** Opening Dataset excerpts block **

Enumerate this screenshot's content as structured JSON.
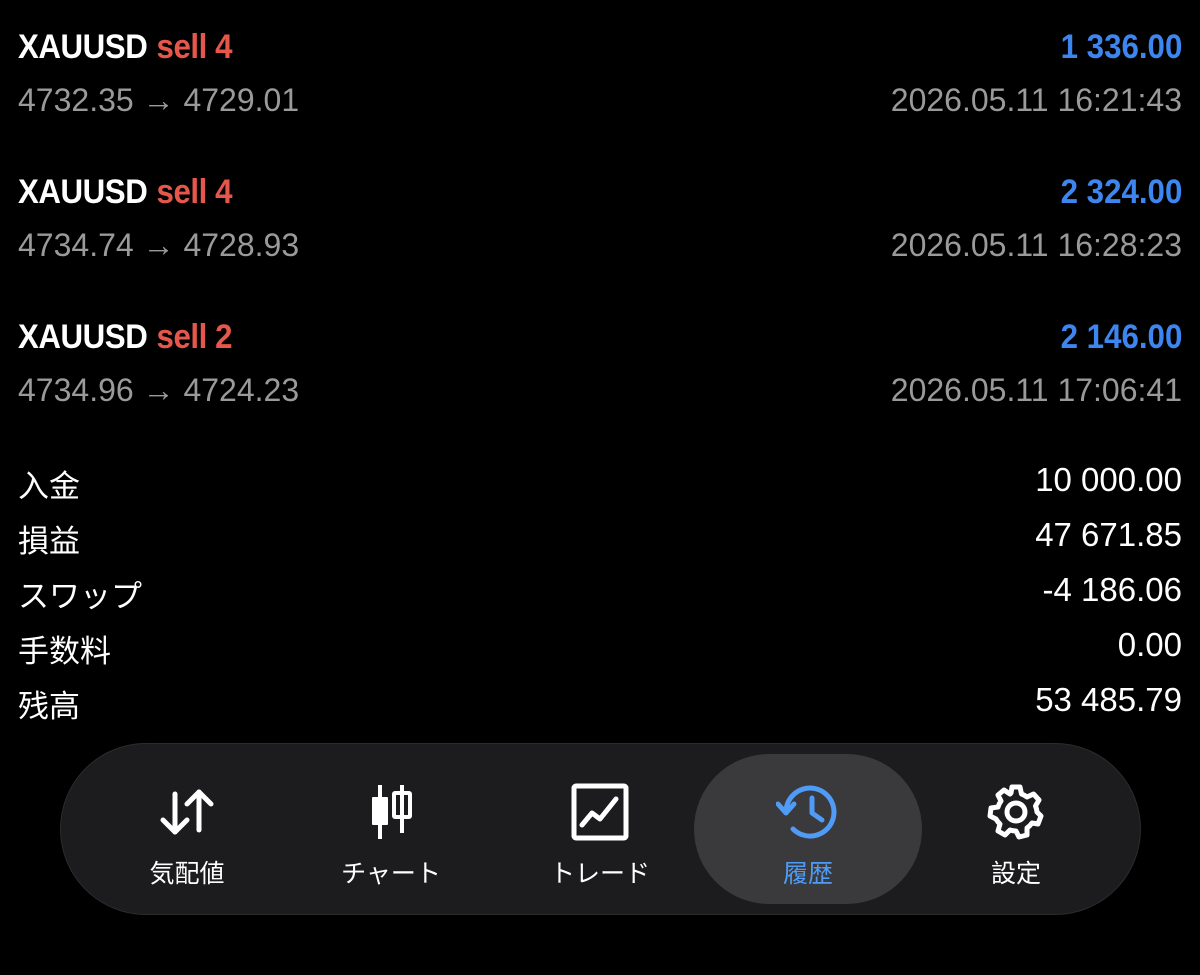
{
  "trades": [
    {
      "symbol": "XAUUSD",
      "side": "sell 4",
      "profit": "1 336.00",
      "prices": "4732.35 → 4729.01",
      "time": "2026.05.11 16:21:43"
    },
    {
      "symbol": "XAUUSD",
      "side": "sell 4",
      "profit": "2 324.00",
      "prices": "4734.74 → 4728.93",
      "time": "2026.05.11 16:28:23"
    },
    {
      "symbol": "XAUUSD",
      "side": "sell 2",
      "profit": "2 146.00",
      "prices": "4734.96 → 4724.23",
      "time": "2026.05.11 17:06:41"
    }
  ],
  "summary": {
    "deposit": {
      "label": "入金",
      "value": "10 000.00"
    },
    "profit": {
      "label": "損益",
      "value": "47 671.85"
    },
    "swap": {
      "label": "スワップ",
      "value": "-4 186.06"
    },
    "commission": {
      "label": "手数料",
      "value": "0.00"
    },
    "balance": {
      "label": "残高",
      "value": "53 485.79"
    }
  },
  "tabbar": {
    "tabs": [
      {
        "label": "気配値",
        "icon": "arrows-updown-icon",
        "active": false
      },
      {
        "label": "チャート",
        "icon": "candlestick-icon",
        "active": false
      },
      {
        "label": "トレード",
        "icon": "trade-chart-icon",
        "active": false
      },
      {
        "label": "履歴",
        "icon": "history-clock-icon",
        "active": true
      },
      {
        "label": "設定",
        "icon": "gear-icon",
        "active": false
      }
    ]
  },
  "colors": {
    "sell": "#e5574a",
    "profit": "#3d86f0",
    "active_tab": "#4f9bf5"
  }
}
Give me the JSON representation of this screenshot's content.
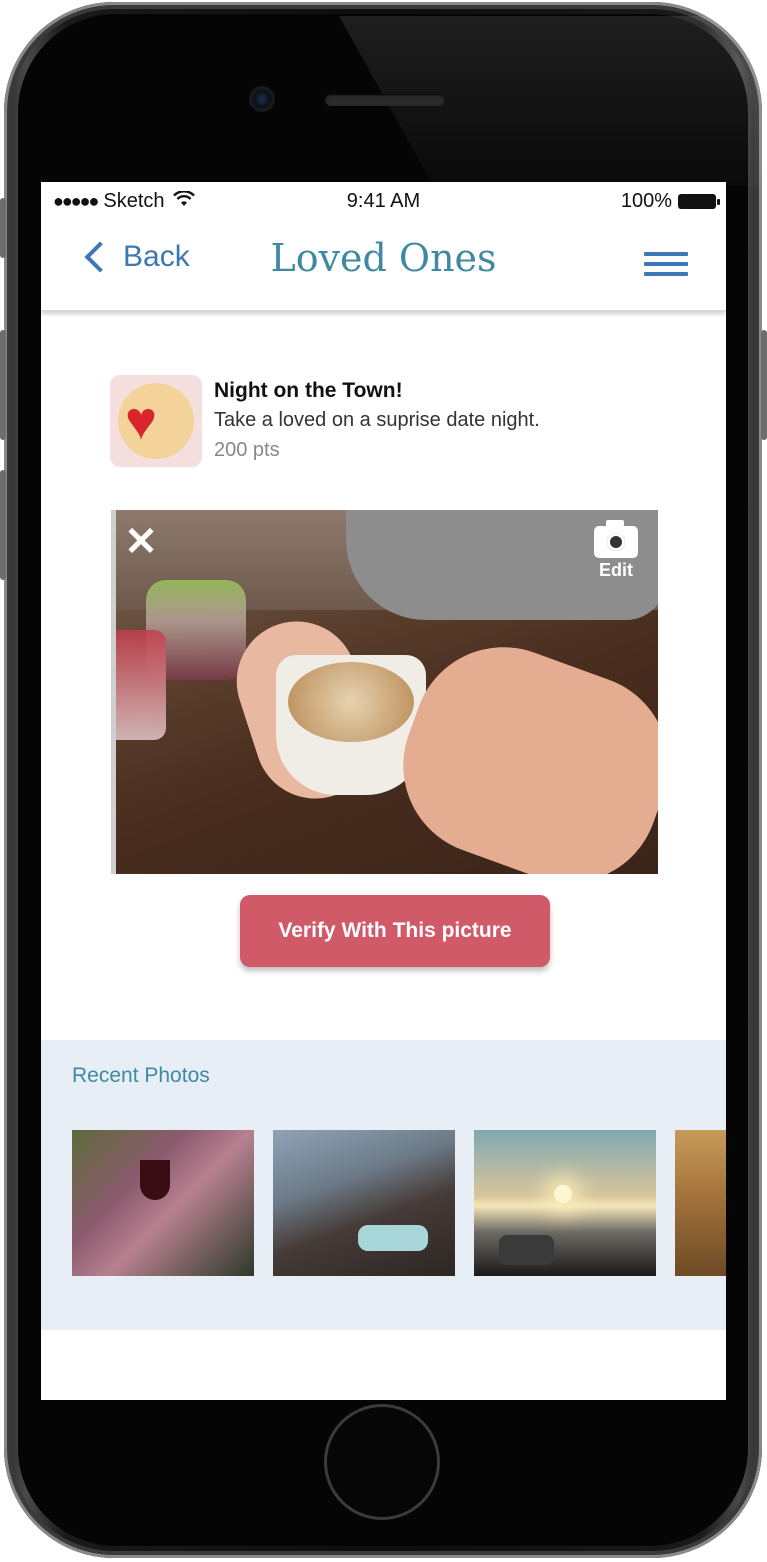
{
  "status_bar": {
    "carrier": "Sketch",
    "signal_dots": "●●●●●",
    "time": "9:41 AM",
    "battery": "100%"
  },
  "nav": {
    "back_label": "Back",
    "title": "Loved Ones"
  },
  "task": {
    "name": "Night on the Town!",
    "description": "Take a loved on a suprise date night.",
    "points": "200 pts"
  },
  "photo_actions": {
    "close_glyph": "✕",
    "edit_label": "Edit"
  },
  "verify_button": {
    "label": "Verify With This picture"
  },
  "recent_photos": {
    "title": "Recent Photos",
    "items": [
      {
        "label": "picnic wine"
      },
      {
        "label": "sneakers"
      },
      {
        "label": "sunset drive"
      },
      {
        "label": "wheat field"
      }
    ]
  },
  "icons": [
    "back-chevron-icon",
    "menu-icon",
    "heart-icon",
    "close-icon",
    "camera-icon",
    "wifi-icon",
    "battery-icon"
  ],
  "colors": {
    "accent": "#3b78b5",
    "title": "#3f8aa2",
    "button": "#d05a68",
    "recent_bg": "#e7eef5"
  }
}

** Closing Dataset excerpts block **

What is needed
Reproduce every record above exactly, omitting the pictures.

Exercise answer
Enumerate this screenshot's content as structured JSON.
{
  "trades": [
    {
      "symbol": "XAUUSD",
      "side": "sell 4",
      "profit": "1 336.00",
      "prices": "4732.35 → 4729.01",
      "time": "2026.05.11 16:21:43"
    },
    {
      "symbol": "XAUUSD",
      "side": "sell 4",
      "profit": "2 324.00",
      "prices": "4734.74 → 4728.93",
      "time": "2026.05.11 16:28:23"
    },
    {
      "symbol": "XAUUSD",
      "side": "sell 2",
      "profit": "2 146.00",
      "prices": "4734.96 → 4724.23",
      "time": "2026.05.11 17:06:41"
    }
  ],
  "summary": {
    "deposit": {
      "label": "入金",
      "value": "10 000.00"
    },
    "profit": {
      "label": "損益",
      "value": "47 671.85"
    },
    "swap": {
      "label": "スワップ",
      "value": "-4 186.06"
    },
    "commission": {
      "label": "手数料",
      "value": "0.00"
    },
    "balance": {
      "label": "残高",
      "value": "53 485.79"
    }
  },
  "tabbar": {
    "tabs": [
      {
        "label": "気配値",
        "icon": "arrows-updown-icon",
        "active": false
      },
      {
        "label": "チャート",
        "icon": "candlestick-icon",
        "active": false
      },
      {
        "label": "トレード",
        "icon": "trade-chart-icon",
        "active": false
      },
      {
        "label": "履歴",
        "icon": "history-clock-icon",
        "active": true
      },
      {
        "label": "設定",
        "icon": "gear-icon",
        "active": false
      }
    ]
  },
  "colors": {
    "sell": "#e5574a",
    "profit": "#3d86f0",
    "active_tab": "#4f9bf5"
  }
}
Give me the JSON representation of this screenshot's content.
{
  "status_bar": {
    "carrier": "Sketch",
    "signal_dots": "●●●●●",
    "time": "9:41 AM",
    "battery": "100%"
  },
  "nav": {
    "back_label": "Back",
    "title": "Loved Ones"
  },
  "task": {
    "name": "Night on the Town!",
    "description": "Take a loved on a suprise date night.",
    "points": "200 pts"
  },
  "photo_actions": {
    "close_glyph": "✕",
    "edit_label": "Edit"
  },
  "verify_button": {
    "label": "Verify With This picture"
  },
  "recent_photos": {
    "title": "Recent Photos",
    "items": [
      {
        "label": "picnic wine"
      },
      {
        "label": "sneakers"
      },
      {
        "label": "sunset drive"
      },
      {
        "label": "wheat field"
      }
    ]
  },
  "icons": [
    "back-chevron-icon",
    "menu-icon",
    "heart-icon",
    "close-icon",
    "camera-icon",
    "wifi-icon",
    "battery-icon"
  ],
  "colors": {
    "accent": "#3b78b5",
    "title": "#3f8aa2",
    "button": "#d05a68",
    "recent_bg": "#e7eef5"
  }
}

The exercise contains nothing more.